"When they come here, there's this instant decompression. You're coming to the end of a dirt road. It's very quintessential Vermont. We raise chickens, we have pullets, we sell eggs," Cathie Helfand said. "I think it's very important for couples to leave home, leave their e-mails, their children, their work, even the dishes in the sink and just focus on the two of them alone."

The first day is four hours of intense counseling, giving the couple the rest of the day alone. Day two is just three hours and the final day is just two hours.

"We want them to have some fun because that's important for most couples, and they don't typically do that in their everyday busy lives," Cathie Helfand said. "We want them to spend time talking to each other in a way that we've trained them to so they are practicing that skill and seeing where they get stuck."

Israel Helfand added that they work as sex therapists for many clients.

"They have related, appropriate homework assignments," he said.

So what do the Helfands think about the movie?

"It will turn more couples who are doing OK on to a retreat where a group would be useful to them because they can learn some kind of generic skills, have some fun with each other and have some laughs and cries," Israel Helfand said. "It will really serve that type of population: Couples that are OK, but just need something more."

Couples Work on Communication Skills

George Taylor and Debra Chamberlin Taylor also run couples retreats through their company Courage to Love.
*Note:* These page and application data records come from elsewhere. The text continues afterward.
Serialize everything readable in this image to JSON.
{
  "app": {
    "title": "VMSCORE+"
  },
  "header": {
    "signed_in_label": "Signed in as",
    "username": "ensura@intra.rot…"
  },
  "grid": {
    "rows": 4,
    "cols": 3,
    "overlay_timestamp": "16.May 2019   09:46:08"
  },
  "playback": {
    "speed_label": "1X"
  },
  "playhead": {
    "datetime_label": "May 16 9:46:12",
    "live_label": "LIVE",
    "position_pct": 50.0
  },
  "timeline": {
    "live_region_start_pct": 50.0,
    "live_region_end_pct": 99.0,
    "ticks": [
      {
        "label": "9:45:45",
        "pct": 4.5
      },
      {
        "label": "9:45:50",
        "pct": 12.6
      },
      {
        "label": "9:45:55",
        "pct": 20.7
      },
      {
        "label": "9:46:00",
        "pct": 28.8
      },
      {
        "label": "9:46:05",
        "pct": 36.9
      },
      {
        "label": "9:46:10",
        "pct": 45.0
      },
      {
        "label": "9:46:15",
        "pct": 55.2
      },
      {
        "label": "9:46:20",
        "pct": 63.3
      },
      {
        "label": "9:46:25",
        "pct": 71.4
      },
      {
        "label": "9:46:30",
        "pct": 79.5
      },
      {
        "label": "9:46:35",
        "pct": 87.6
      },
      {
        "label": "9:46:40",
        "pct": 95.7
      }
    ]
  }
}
They used to offer adventures in Hawaii but have now moved it to a ranch in Northern California.

For George Taylor, the new movie looks interesting because it "addresses a key issue for couples which is: how do you keep love alive."

"They've gone to a training for an objective. They want to connect. They want to find a deeper relationship," Taylor said. "I think the movie in some ways will dramatize the longing that people for a long-term commitment. It will be played with, it will be laughed with, it will be spoofed but there will be some scenes I'm guessing where that fine, beautify note will be touched."
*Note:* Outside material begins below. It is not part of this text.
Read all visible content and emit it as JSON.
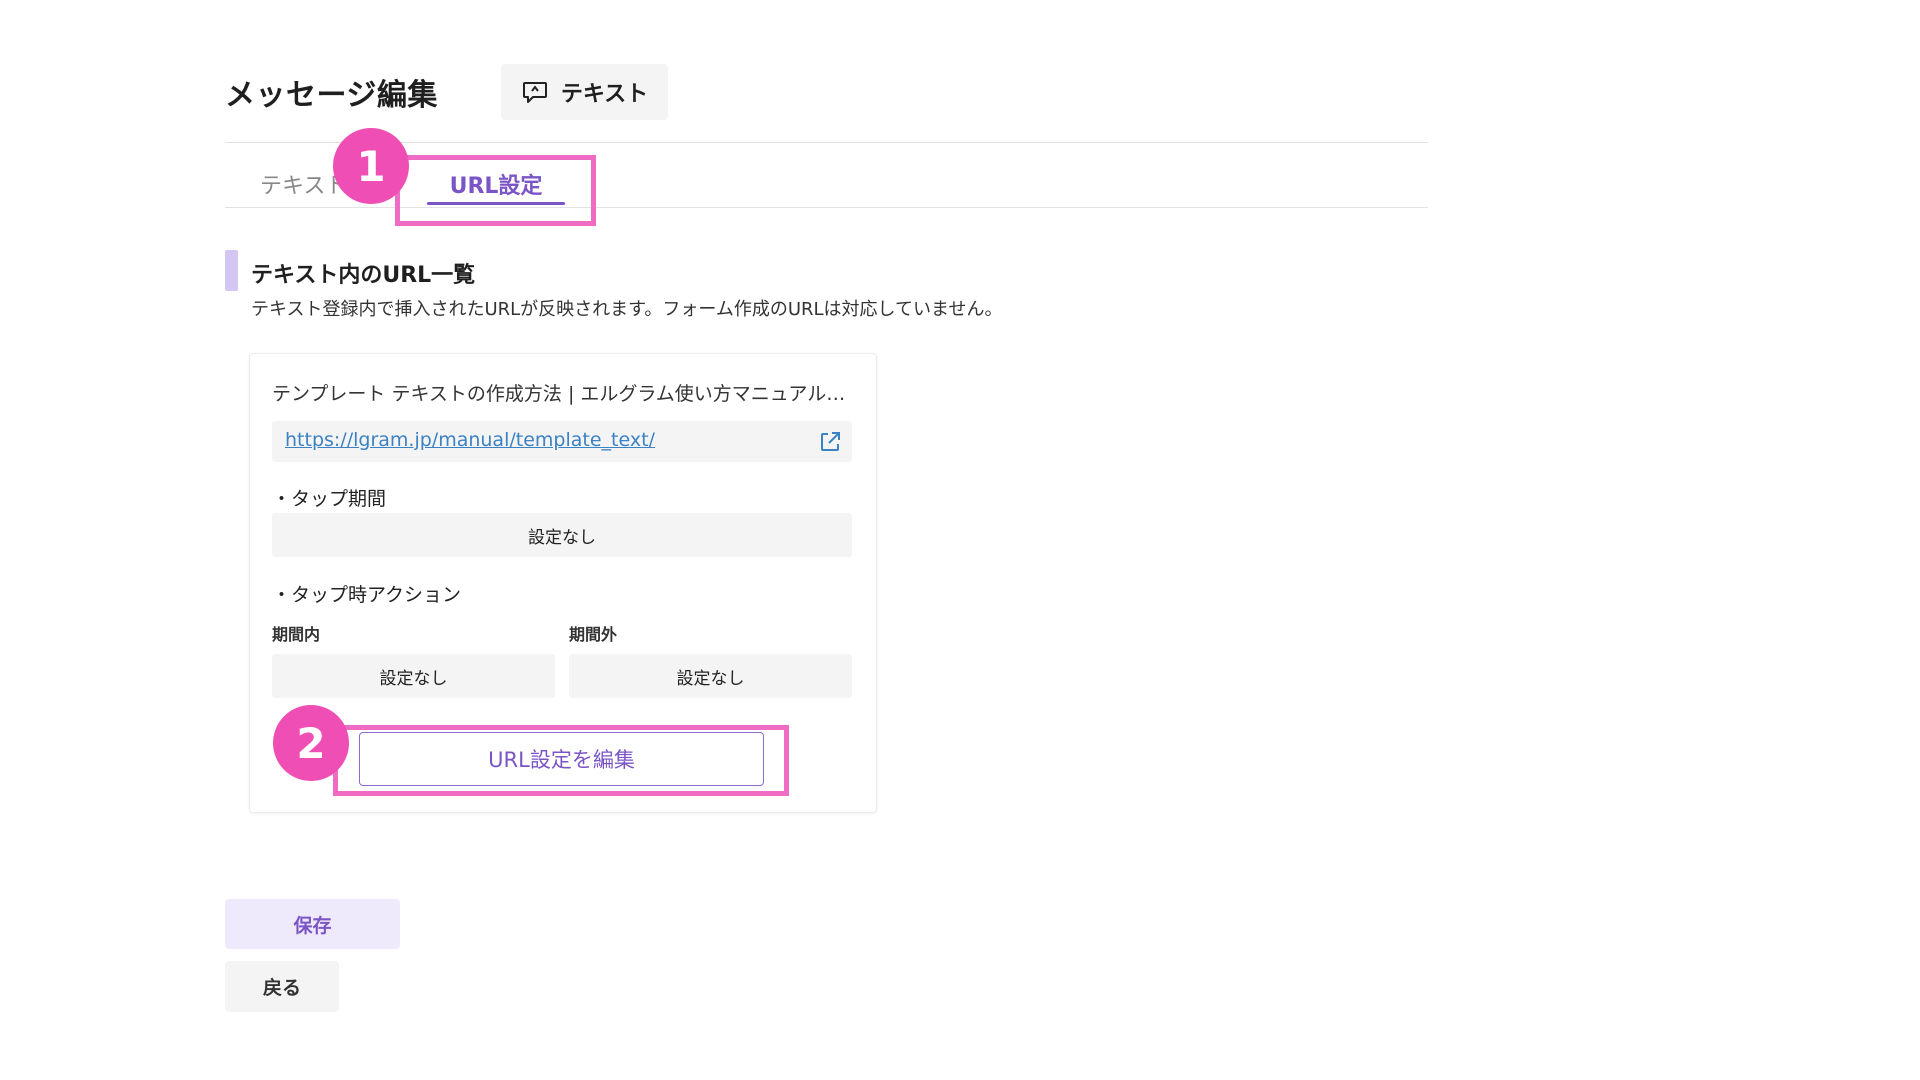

Taylor said that the focus of all of his programs is communication.

"Couples over time will develop bad communication habits. We don't have much skill," he said. "We've never been taught the skills in keeping love alive, in keeping a vitality, a connection alive. We all want to do that but haven't been taught how to do that."

The small programs typically have eight to 10 couples, run five to eight days and cost about $400 to $500 a day.

Each of them is set is a quiet, natural setting.

"We've learned that people love nature and that nature is very supportive of the whole curriculum process that we are taking people through," Taylor said. "Nature allows people to drop into the best parts of themselves, to be quiet and to connect with each other."